Pipsticks now produces 30 new sticker designs each month, fielding very specific requests in their three Facebook groups. All the stickers in their two monthly packs are now made up of their in-house designs and “the response has been nuts,” Vazquez says. Subscribers frequented the store pre-pandemic, both to get exclusives a few weeks before everyone else, and later, to stock up on extras. “Some designs really speak to people and they want a bunch of them; they want to be able to use them with abandon,” says Vazquez. Their three biggest sellers: Rainbow dinosaurs, sloths wearing t-shirts saying “I love naps,” and a subscriber request—avocados doing yoga.
Vazquez is especially pleased with the moving messages she gets for stickers that touch people’s hearts, such as a sticker of a child in a wheelchair that delighted a kid whose dad uses one. She’s concerned about other aspects of representation too. When she observed that most people on stickers were white, Vazquez set out to change that with her designs; a recent sticker she produced features a Black woman’s hand signing “I love you” in American Sign Language.
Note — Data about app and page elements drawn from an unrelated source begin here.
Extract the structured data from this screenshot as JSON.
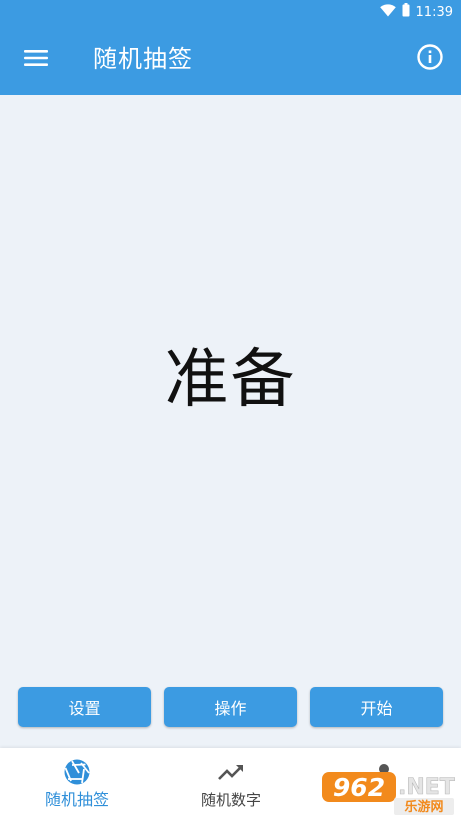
{
  "status_bar": {
    "time": "11:39",
    "icons": [
      "wifi-icon",
      "battery-icon"
    ]
  },
  "toolbar": {
    "title": "随机抽签",
    "menu_icon": "hamburger-menu-icon",
    "info_icon": "info-icon"
  },
  "main": {
    "display_text": "准备"
  },
  "actions": {
    "settings_label": "设置",
    "operate_label": "操作",
    "start_label": "开始"
  },
  "bottom_nav": {
    "items": [
      {
        "label": "随机抽签",
        "icon": "aperture-icon",
        "active": true
      },
      {
        "label": "随机数字",
        "icon": "trending-up-icon",
        "active": false
      },
      {
        "label": "",
        "icon": "person-icon",
        "active": false
      }
    ]
  },
  "watermark": {
    "brand": "962.NET",
    "caption": "乐游网"
  },
  "colors": {
    "primary": "#3c9be2",
    "background": "#edf2f8",
    "active_nav": "#2f8fd9"
  }
}
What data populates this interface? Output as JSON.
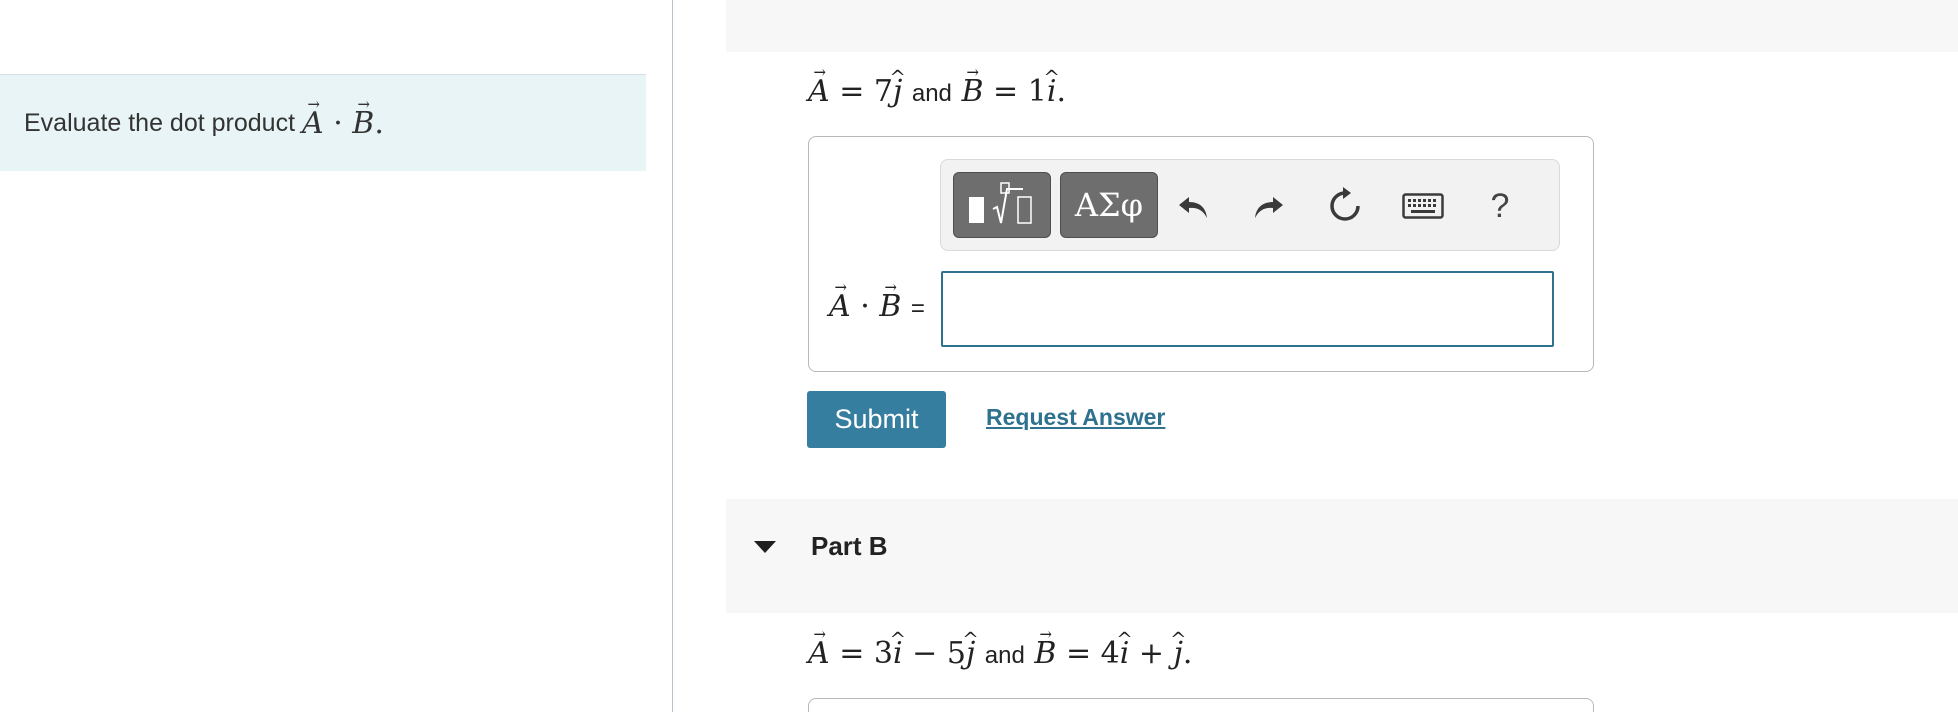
{
  "intro": {
    "text": "Evaluate the dot product",
    "math": {
      "a": "A",
      "dot": "·",
      "b": "B",
      "end": "."
    }
  },
  "part_a": {
    "statement": {
      "a": "A",
      "eq1": "=",
      "coef_a": "7",
      "unit_a": "j",
      "and": "and",
      "b": "B",
      "eq2": "=",
      "coef_b": "1",
      "unit_b": "i",
      "end": "."
    },
    "toolbar": {
      "templates_label": "√",
      "symbols_label": "ΑΣφ",
      "help_label": "?"
    },
    "answer_label": {
      "a": "A",
      "dot": "·",
      "b": "B",
      "eq": "="
    },
    "answer_value": "",
    "submit_label": "Submit",
    "request_label": "Request Answer"
  },
  "part_b": {
    "title": "Part B",
    "statement": {
      "a": "A",
      "eq1": "=",
      "t1": "3",
      "u1": "i",
      "minus": "−",
      "t2": "5",
      "u2": "j",
      "and": "and",
      "b": "B",
      "eq2": "=",
      "t3": "4",
      "u3": "i",
      "plus": "+",
      "u4": "j",
      "end": "."
    }
  },
  "colors": {
    "accent": "#367ea0",
    "link": "#2e7290",
    "intro_bg": "#e8f4f6",
    "toolbar_button": "#6e6e6e"
  },
  "icons": [
    "templates-icon",
    "undo-icon",
    "redo-icon",
    "reset-icon",
    "keyboard-icon",
    "help-icon",
    "caret-down-icon"
  ]
}
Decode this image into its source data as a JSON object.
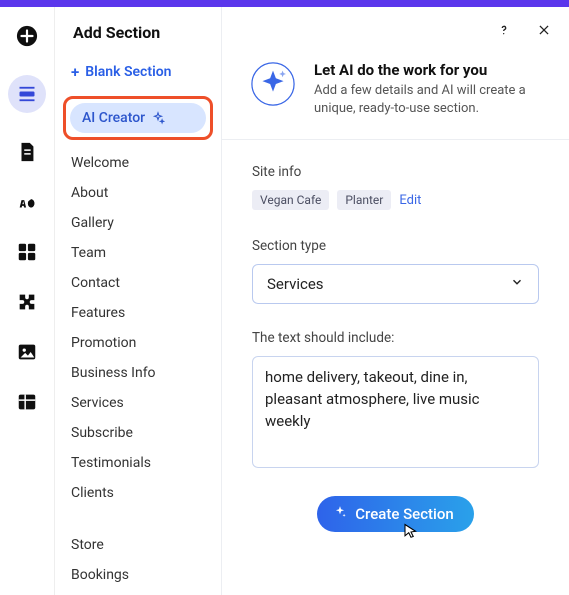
{
  "panel": {
    "title": "Add Section",
    "blank_label": "Blank Section",
    "ai_label": "AI Creator",
    "nav1": [
      "Welcome",
      "About",
      "Gallery",
      "Team",
      "Contact",
      "Features",
      "Promotion",
      "Business Info",
      "Services",
      "Subscribe",
      "Testimonials",
      "Clients"
    ],
    "nav2": [
      "Store",
      "Bookings"
    ]
  },
  "hero": {
    "title": "Let AI do the work for you",
    "subtitle": "Add a few details and AI will create a unique, ready-to-use section."
  },
  "form": {
    "site_info_label": "Site info",
    "chips": [
      "Vegan Cafe",
      "Planter"
    ],
    "edit_label": "Edit",
    "section_type_label": "Section type",
    "section_type_value": "Services",
    "text_label": "The text should include:",
    "text_value": "home delivery, takeout, dine in, pleasant atmosphere, live music weekly",
    "cta_label": "Create Section"
  }
}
Even though Vazquez has found that die-hard sticker lovers “tend to be a bit introverted,” she has found that social media engagement helps fuel her business, and sticker fandom as a whole. “It’s not just a scrolling thing where people are looking at other people’s stuff,” she observes. “They’re asking where someone got the sticker, how long they’ve had it, and if they want to swap it for something else.”
So what is fueling the current sticker revival? It boils down to nostalgia, personalization, and price. Sarah Schwartz, Editor-in-Chief of Stationery Trends Magazine and founder of the website The Paper Nerd, links stickers’ comeback to the “pencil resurgence” she’s seeing in the stationery market. “What stickers and pencils have in common is they’re cheap and they’re collectible. You get one, you tend to get more.” Scwhartz calls them “affordable splurges” and recalls that at the most recent National Stationery Show, most retailers were snapping up stickers. “There is a backlash to the digital transformation of our culture. There’s something simple and accessible about these little endearing objects.”
Caroline Weaver, 29, owner of New York City shop CW Pencil Enterprise, which at one point boasted its own sticker room, tells me stickers “evoke a really intense sense of nostalgia” for her generation. “We’ve been relying on all these tech devices for long enough now that people are reverting back to these simpler, more pleasurable, more tangible analog things because it’s just a different experience. For the most part stickers don’t have an inherent purpose, so I think adults buy them for the exact same reason that kids buy them: because they’re fun and it makes them happy.”
The crafting boom during the COVID-19 pandemic has also boosted stickers’ appeal. Both Pipsticks and EverythingSmells have seen online sales soar since March. Vazquez’s Pipsticks customers have told her how stickers have helped them get through the “sadness and isolation” of 2020. EverythingSmells’ sales are up 43% over 2019. Founder Riniker believes people “are looking to their childhood toys, stickers, and memories to help soothe and restore” during this challenging time.
Additionally, sticker creators have used their artwork to reflect the upsides and downsides of this tumultuous year, producing images of a dumpster fire and voting sheets, to stickers featuring Congresswoman Alexandria Ocasio-Cortez and Megan Thee Stallion and Cardi B from the “WAP” video.
Brittany O’Brien, 27, founder of the company Brittany Paige, started selling a “You’re Killing It” hand sanitizer sticker on March 25; it was an instant bestseller, and, customers told O’Brien they’d gifted the sticker to loved ones who’d lost their jobs or were essential workers. One, a nurse at NYU Langone, put the sticker on the computer in the hospital’s break room.